New Sexuality Studies minor available to students, focuses on variety of issues

Reporter and Reporter

Students with a strong interest in sexuality studies now have the option to declare the topic as their minor.

The minor was first made available for fall 2011, according to Sarah Rainey, undergraduate studies coordinator for the Department of Women’s, Gender and Sexuality Studies (formerly Women’s Studies).

Five students declared the minor that first semester and more are joining the ranks as word about the option spreads.

The idea for the minor, Rainey said, was a collaborative concept that came from a variety of faculty members within the Women’s, Gender and Sexuality Studies department who had seen a growing interest from students for a minor in sexuality studies. For inspiration, the department started looking at similar programs around the country as models for shaping the minor at the University.

In the end, the minor was designed as a 21-credit-hour program focusing on a variety of issues within the concept of sexuality studies, from sex education to marriage and family issues, and students enrolled in the minor have a lot of liberty to shape the focus as they wish.

The only course required for the minor is Introduction to LGBT Studies.

“We wanted to make sure students wouldn’t avoid focusing on marginalized communities,” Rainey said. “We didn’t want them to just look at heterosexual sexualities, but also consider more marginal sexualities as well.”

Though the name of the Department of Women’s, Gender and Sexuality Studies can be misleading to some, she said the area of women’s studies should not be limited to female students alone, but because males benefit from the study as well. While portions of the women’s studies program do focus exclusively on women’s lives, there is a whole other part of the program that looks at men’s lives and how gender and sexuality affects everyone, she said.

“We’ve had a lot of men that are minors under women’s gender and sexuality studies,” Rainey said. “I think a lot of them recognize that women’s studies is not just about women, it’s about analyzing and thinking about how gender affects all of us on things such as masculinity or femininity.”

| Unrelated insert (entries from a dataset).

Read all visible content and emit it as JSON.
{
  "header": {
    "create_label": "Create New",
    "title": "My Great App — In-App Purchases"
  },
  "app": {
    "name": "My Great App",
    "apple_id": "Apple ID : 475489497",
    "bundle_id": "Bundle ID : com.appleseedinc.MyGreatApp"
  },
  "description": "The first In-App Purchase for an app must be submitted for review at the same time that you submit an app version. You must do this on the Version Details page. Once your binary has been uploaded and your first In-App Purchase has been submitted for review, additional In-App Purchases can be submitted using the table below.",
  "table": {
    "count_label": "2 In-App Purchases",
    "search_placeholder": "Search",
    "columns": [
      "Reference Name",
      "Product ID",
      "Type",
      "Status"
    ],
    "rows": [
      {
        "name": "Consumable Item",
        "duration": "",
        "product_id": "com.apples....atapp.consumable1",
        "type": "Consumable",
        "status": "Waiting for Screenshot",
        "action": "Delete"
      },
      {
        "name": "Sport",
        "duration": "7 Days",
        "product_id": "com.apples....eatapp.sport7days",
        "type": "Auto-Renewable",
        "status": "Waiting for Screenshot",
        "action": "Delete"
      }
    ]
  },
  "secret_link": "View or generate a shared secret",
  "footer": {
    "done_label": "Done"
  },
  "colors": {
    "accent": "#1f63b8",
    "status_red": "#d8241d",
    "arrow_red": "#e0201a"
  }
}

Kyle Shupe, a sophomore sociology major, declared sexuality studies as his minor as soon as it became available this past fall. He intends to focus his sociological studies on areas related to sexuality and said the minor will offer the “qualitative information” while his major focuses on the “quantitative.”

“The need right now for studies in sexuality is pretty necessary for sociology,” he said. “The most recent research on it was done nationally in 1994 and based on what I’ve seen of it, it’s not a very good study for what people should be looking for.”

“I think there’s a certain stigma that’s attached to sexuality, and it’s very normalized as either you’re straight or you’re not,” Shupe said. “Learning about various forms of sexuality increases awareness of non-heterosexual and less understood forms of sexual variance.”

Junior journalism major Christine Talbert declared sexuality studies as her minor a few months ago. She became interested in sexuality studies through a combination of sitting through gender communication classes her mother teaches at Oakland University and a sexuality-related course at the University.

“I thought it was really interesting how the opposite sex communicates with one another,” she said. “Definitely the concept of gender roles is interesting and also learning more about homosexuals and the gay community … I think that’s something that’s becoming more understood in the U.S., but I think it’s something that’s still misunderstood by a lot of people.”

Talbert plans to attend grad school and wants to eventually work in a university student affairs department. An understanding of sexuality issues will help her do her job more effectively, she said.

“I think understanding how different people work, in that aspect, would be something that would be beneficial while working on a college campus,” she said.